I come from wild game in the deep freezer, blue Ball jars, clotheslines and miles of farmland.
I come from lakes and old boats and yellow rain jackets my grandmother calls foul weather gear. I come from whitecaps, buoys and fog. I come from work boots, rubber boots, and a pair of nice shoes if we ever go to church. We don’t.
We go skiing instead.
I come from a five dollar allowance on Fridays and a chore list that is pages in length. I come from dog licks, ten speed bikes, and hand me downs.
Where I come from, home is two places: an island in Michigan’s Upper Peninsula and a string of houses in the small towns on the Lake Michigan side of the northern Lower Peninsula. Places I’ve lived when my parents were married and places I’ve lived when they were divorced.

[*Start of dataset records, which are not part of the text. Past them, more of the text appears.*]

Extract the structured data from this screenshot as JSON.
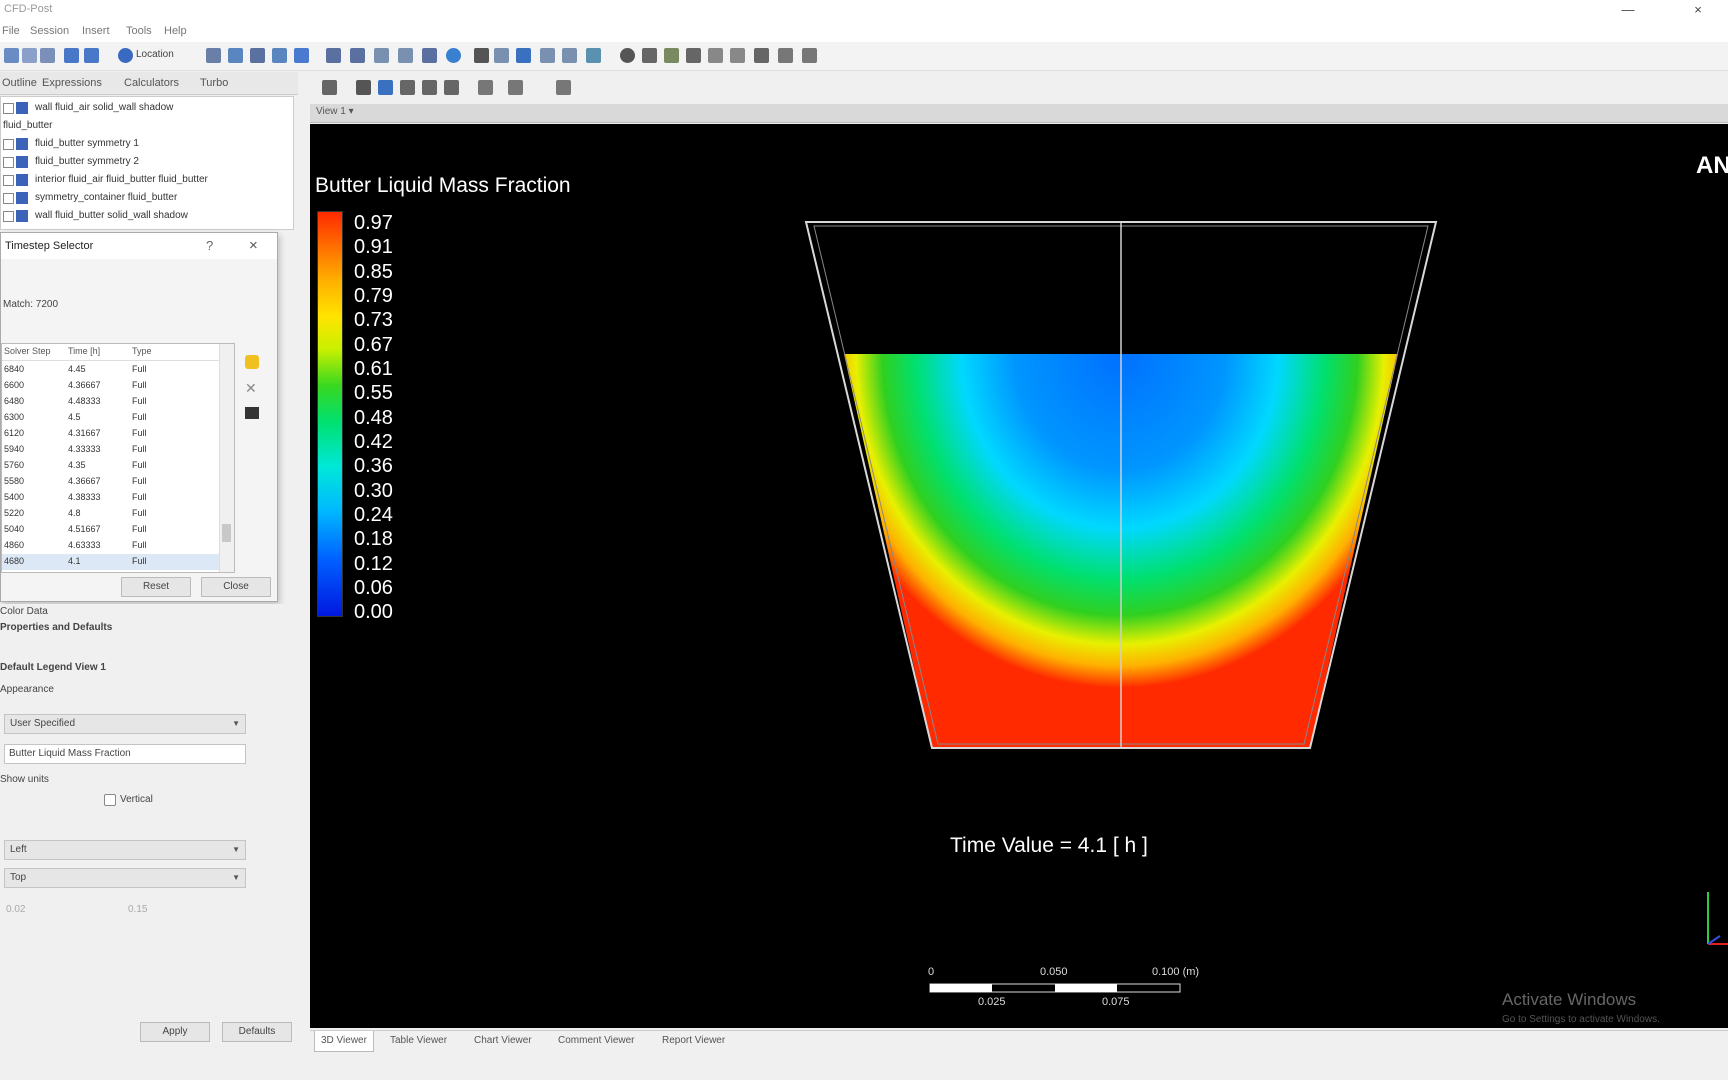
{
  "window": {
    "title": "CFD-Post"
  },
  "menu": [
    "File",
    "Session",
    "Insert",
    "Tools",
    "Help"
  ],
  "toolbar": {
    "location_label": "Location"
  },
  "left_tabs": [
    "Outline",
    "Expressions",
    "Calculators",
    "Turbo"
  ],
  "tree_items": [
    "wall fluid_air solid_wall shadow",
    "fluid_butter",
    "fluid_butter symmetry 1",
    "fluid_butter symmetry 2",
    "interior fluid_air fluid_butter fluid_butter",
    "symmetry_container fluid_butter",
    "wall fluid_butter solid_wall shadow"
  ],
  "timestep_dialog": {
    "title": "Timestep Selector",
    "help": "?",
    "close_x": "×",
    "match_label": "Match: 7200",
    "columns": [
      "Solver Step",
      "Time [h]",
      "Type"
    ],
    "rows": [
      [
        "6840",
        "4.45",
        "Full"
      ],
      [
        "6600",
        "4.36667",
        "Full"
      ],
      [
        "6480",
        "4.48333",
        "Full"
      ],
      [
        "6300",
        "4.5",
        "Full"
      ],
      [
        "6120",
        "4.31667",
        "Full"
      ],
      [
        "5940",
        "4.33333",
        "Full"
      ],
      [
        "5760",
        "4.35",
        "Full"
      ],
      [
        "5580",
        "4.36667",
        "Full"
      ],
      [
        "5400",
        "4.38333",
        "Full"
      ],
      [
        "5220",
        "4.8",
        "Full"
      ],
      [
        "5040",
        "4.51667",
        "Full"
      ],
      [
        "4860",
        "4.63333",
        "Full"
      ],
      [
        "4680",
        "4.1",
        "Full"
      ]
    ],
    "reset_label": "Reset",
    "close_label": "Close"
  },
  "details": {
    "line1": "Color Data",
    "line2": "Properties and Defaults",
    "section": "Default Legend View 1",
    "appearance": "Appearance",
    "title_mode": "User Specified",
    "title_value": "Butter Liquid Mass Fraction",
    "show_units": "Show units",
    "vertical": "Vertical",
    "location_x": "Left",
    "location_y": "Top",
    "xval": "0.02",
    "yval": "0.15",
    "apply": "Apply",
    "defaults": "Defaults"
  },
  "view": {
    "header": "View 1 ▾",
    "brand": "AN",
    "legend_title": "Butter Liquid Mass Fraction",
    "ticks": [
      "0.97",
      "0.91",
      "0.85",
      "0.79",
      "0.73",
      "0.67",
      "0.61",
      "0.55",
      "0.48",
      "0.42",
      "0.36",
      "0.30",
      "0.24",
      "0.18",
      "0.12",
      "0.06",
      "0.00"
    ],
    "time_value": "Time Value = 4.1 [ h ]",
    "scale_top": [
      "0",
      "0.050",
      "0.100 (m)"
    ],
    "scale_bottom": [
      "0.025",
      "0.075"
    ],
    "watermark_title": "Activate Windows",
    "watermark_sub": "Go to Settings to activate Windows."
  },
  "bottom_tabs": [
    "3D Viewer",
    "Table Viewer",
    "Chart Viewer",
    "Comment Viewer",
    "Report Viewer"
  ],
  "colors": {
    "background": "#000000",
    "hot": "#ff2a00",
    "cold": "#0060ff"
  }
}
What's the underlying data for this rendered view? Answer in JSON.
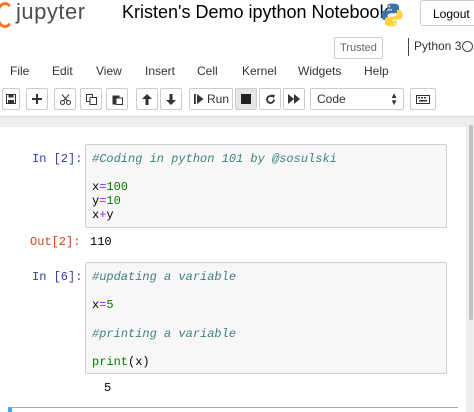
{
  "header": {
    "logo_text": "jupyter",
    "notebook_title": "Kristen's Demo ipython Notebook",
    "logout_label": "Logout"
  },
  "status": {
    "trusted_label": "Trusted",
    "kernel_name": "Python 3"
  },
  "menubar": {
    "items": [
      "File",
      "Edit",
      "View",
      "Insert",
      "Cell",
      "Kernel",
      "Widgets",
      "Help"
    ]
  },
  "toolbar": {
    "buttons": [
      "save-icon",
      "add-cell-icon",
      "cut-icon",
      "copy-icon",
      "paste-icon",
      "move-up-icon",
      "move-down-icon",
      "run-icon",
      "stop-icon",
      "restart-icon",
      "fast-forward-icon",
      "keyboard-icon"
    ],
    "run_label": "Run",
    "cell_type_selected": "Code"
  },
  "cells": [
    {
      "prompt": "In [2]:",
      "code": [
        "#Coding in python 101 by @sosulski",
        "",
        "x=100",
        "y=10",
        "x+y"
      ],
      "output_prompt": "Out[2]:",
      "output": "110"
    },
    {
      "prompt": "In [6]:",
      "code": [
        "#updating a variable",
        "",
        "x=5",
        "",
        "#printing a variable",
        "",
        "print(x)"
      ],
      "output": "5"
    }
  ],
  "colors": {
    "prompt_in": "#303f9f",
    "prompt_out": "#d84315",
    "comment": "#408080",
    "operator": "#aa22ff",
    "number": "#008000",
    "logo_orange": "#f37726"
  }
}
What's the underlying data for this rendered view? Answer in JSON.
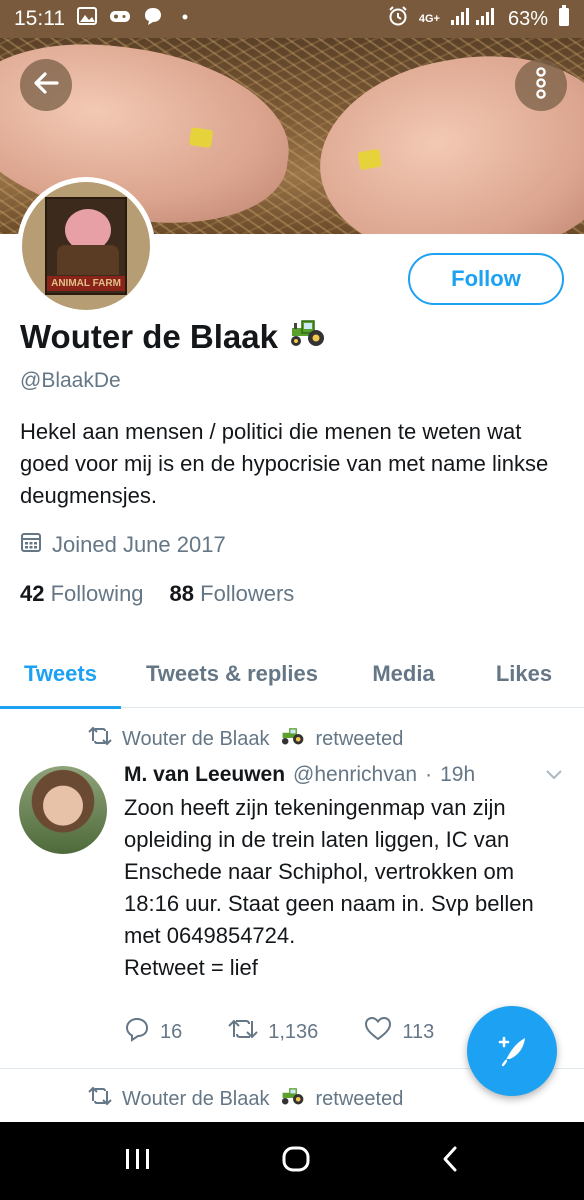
{
  "status_bar": {
    "time": "15:11",
    "network": "4G+",
    "battery": "63%",
    "icons": [
      "image-icon",
      "game-icon",
      "chat-icon",
      "dot-icon",
      "alarm-icon",
      "signal-icon",
      "battery-icon"
    ]
  },
  "header": {
    "back_icon": "arrow-left-icon",
    "more_icon": "more-vertical-icon"
  },
  "avatar": {
    "poster_text": "ANIMAL FARM"
  },
  "profile": {
    "follow_label": "Follow",
    "display_name": "Wouter de Blaak",
    "emoji": "tractor-icon",
    "handle": "@BlaakDe",
    "bio": "Hekel aan mensen / politici die menen te weten wat goed voor mij is en de hypocrisie van met name linkse deugmensjes.",
    "joined": "Joined June 2017",
    "following_count": "42",
    "following_label": "Following",
    "followers_count": "88",
    "followers_label": "Followers"
  },
  "tabs": [
    {
      "label": "Tweets",
      "active": true
    },
    {
      "label": "Tweets & replies",
      "active": false
    },
    {
      "label": "Media",
      "active": false
    },
    {
      "label": "Likes",
      "active": false
    }
  ],
  "tweets": [
    {
      "retweeted_by": "Wouter de Blaak",
      "retweeted_suffix": "retweeted",
      "author_name": "M. van Leeuwen",
      "author_handle": "@henrichvan",
      "separator": "·",
      "time": "19h",
      "text": "Zoon heeft zijn tekeningenmap van zijn opleiding in de trein laten liggen, IC van Enschede naar Schiphol, vertrokken om 18:16 uur. Staat geen naam in. Svp bellen met 0649854724.\nRetweet = lief",
      "replies": "16",
      "retweets": "1,136",
      "likes": "113"
    },
    {
      "retweeted_by": "Wouter de Blaak",
      "retweeted_suffix": "retweeted"
    }
  ],
  "colors": {
    "accent": "#1da1f2",
    "text_primary": "#14171a",
    "text_secondary": "#657786",
    "border": "#e1e8ed"
  }
}
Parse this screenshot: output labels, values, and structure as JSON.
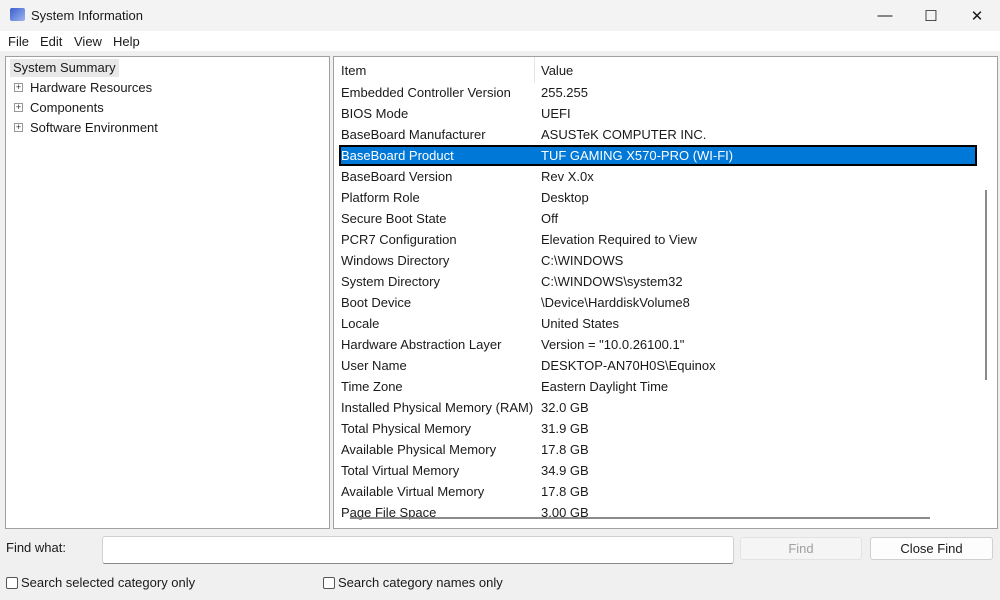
{
  "window": {
    "title": "System Information"
  },
  "menu": [
    "File",
    "Edit",
    "View",
    "Help"
  ],
  "tree": {
    "root": "System Summary",
    "children": [
      "Hardware Resources",
      "Components",
      "Software Environment"
    ]
  },
  "list": {
    "headers": {
      "item": "Item",
      "value": "Value"
    },
    "selected_index": 3,
    "rows": [
      {
        "item": "Embedded Controller Version",
        "value": "255.255"
      },
      {
        "item": "BIOS Mode",
        "value": "UEFI"
      },
      {
        "item": "BaseBoard Manufacturer",
        "value": "ASUSTeK COMPUTER INC."
      },
      {
        "item": "BaseBoard Product",
        "value": "TUF GAMING X570-PRO (WI-FI)"
      },
      {
        "item": "BaseBoard Version",
        "value": "Rev X.0x"
      },
      {
        "item": "Platform Role",
        "value": "Desktop"
      },
      {
        "item": "Secure Boot State",
        "value": "Off"
      },
      {
        "item": "PCR7 Configuration",
        "value": "Elevation Required to View"
      },
      {
        "item": "Windows Directory",
        "value": "C:\\WINDOWS"
      },
      {
        "item": "System Directory",
        "value": "C:\\WINDOWS\\system32"
      },
      {
        "item": "Boot Device",
        "value": "\\Device\\HarddiskVolume8"
      },
      {
        "item": "Locale",
        "value": "United States"
      },
      {
        "item": "Hardware Abstraction Layer",
        "value": "Version = \"10.0.26100.1\""
      },
      {
        "item": "User Name",
        "value": "DESKTOP-AN70H0S\\Equinox"
      },
      {
        "item": "Time Zone",
        "value": "Eastern Daylight Time"
      },
      {
        "item": "Installed Physical Memory (RAM)",
        "value": "32.0 GB"
      },
      {
        "item": "Total Physical Memory",
        "value": "31.9 GB"
      },
      {
        "item": "Available Physical Memory",
        "value": "17.8 GB"
      },
      {
        "item": "Total Virtual Memory",
        "value": "34.9 GB"
      },
      {
        "item": "Available Virtual Memory",
        "value": "17.8 GB"
      },
      {
        "item": "Page File Space",
        "value": "3.00 GB"
      }
    ]
  },
  "find": {
    "label": "Find what:",
    "value": "",
    "find_button": "Find",
    "close_button": "Close Find",
    "search_selected": "Search selected category only",
    "search_names": "Search category names only"
  }
}
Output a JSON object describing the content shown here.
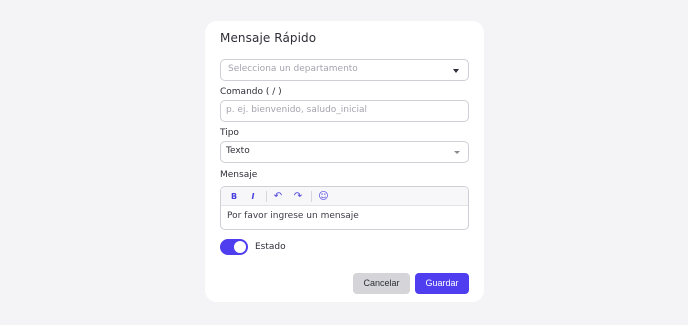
{
  "modal": {
    "title": "Mensaje Rápido"
  },
  "department_select": {
    "placeholder": "Selecciona un departamento",
    "icon": "chevron-down-icon"
  },
  "command_field": {
    "label": "Comando ( / )",
    "placeholder": "p. ej. bienvenido, saludo_inicial"
  },
  "type_field": {
    "label": "Tipo",
    "value": "Texto",
    "icon": "chevron-down-icon"
  },
  "message_field": {
    "label": "Mensaje",
    "toolbar": {
      "bold": "B",
      "italic": "I",
      "undo": "↶",
      "redo": "↷",
      "emoji": "☺"
    },
    "body": "Por favor ingrese un mensaje"
  },
  "status_toggle": {
    "label": "Estado",
    "on": true,
    "accent": "#4f3ef0"
  },
  "actions": {
    "cancel_label": "Cancelar",
    "save_label": "Guardar"
  },
  "colors": {
    "background": "#f4f4f6",
    "primary": "#4f3ef0",
    "cancel_bg": "#d4d4d9"
  }
}
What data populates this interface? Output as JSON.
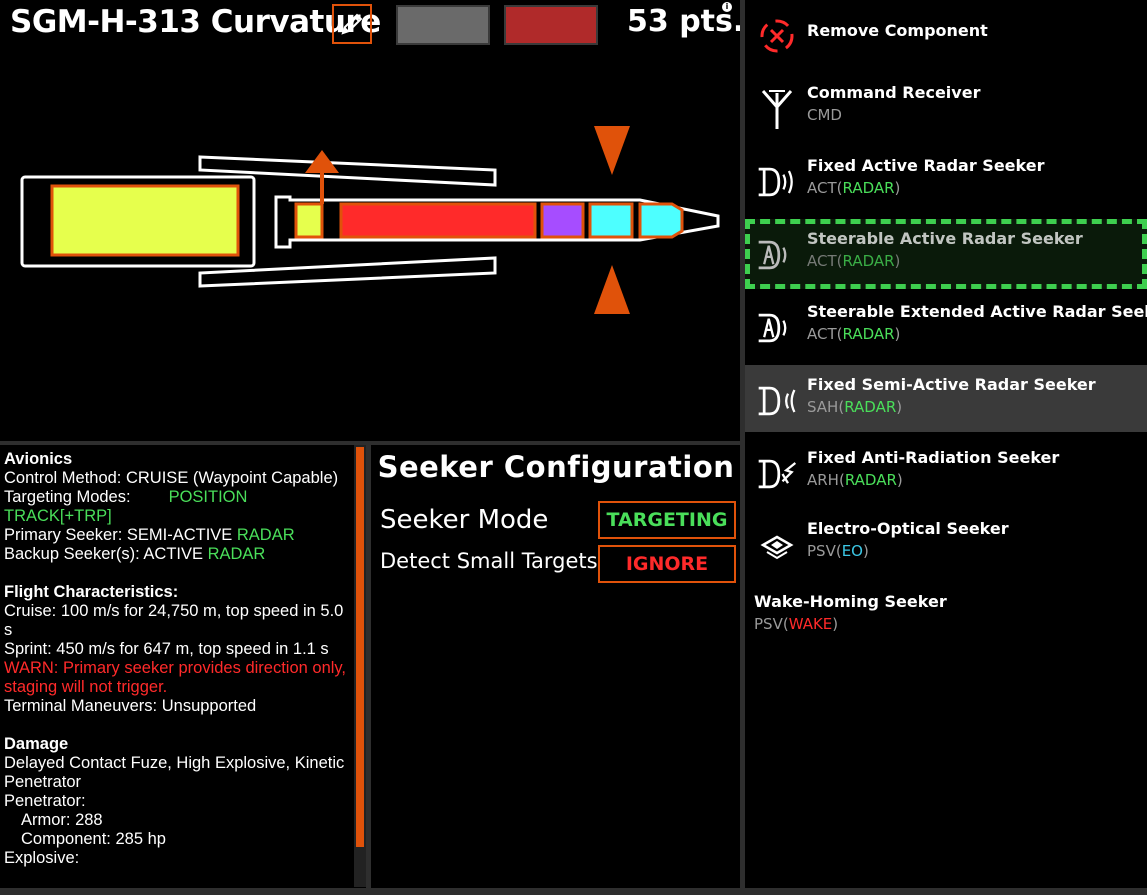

With all of those places, the woods were close by with their cover of maple leaves and the lake was just beyond reach.
Where I come from and where I live are two phrases I’m clumsy with. I call Montana home. I call Michigan home. I live in Montana. I was born and raised in Michigan.
Sometimes, I don’t know which place to call home. Home is where the heart is, or at least, that’s what my mother has cross-stitched into fabric and hung on the wall. Where is my heart? Where is my home?
I feel at home in Montana and I made damn sure I’d make it my home, no matter how broken of a heart or how broke on cash. I thought pining for home a thousand miles away, a small town near a big lake, made me a sap. A wuss.
Where I come from independence, self-reliance and strength were also included on that chore list if you inspected close enough.
Can a heart be in two places? I used to think not. I used to think you could only give yourself over to one place. To bury in, dig into the bedrock with bare hands, never mind the cuts, never mind the boulders. All things can be moved, can’t they? You just have to be strong enough, right?
My heart is here, in Montana, where this morning the sun burns red with smoke from wildfires. My heart is here when I gaze up to look at the mountains wondering if the rock will forever hold. My heart is here when I slide through the water, slicing through rapids with a paddle.
And yet. My heart is also in a place surrounded by water, although the amount of water is certainly less so than it used to be. I’m living in a place where the glaciers are less so than they used to be. You can’t deny change whether you live near grizzly bears or Great Lakes.
Where I live now, which is also home, the Levis are worn out, and the knife still rests in the pocket. The chin is still scoured red from the wind and cold. The logs still need to be split and the busyness of work, of labor, of man and machinery still sounds.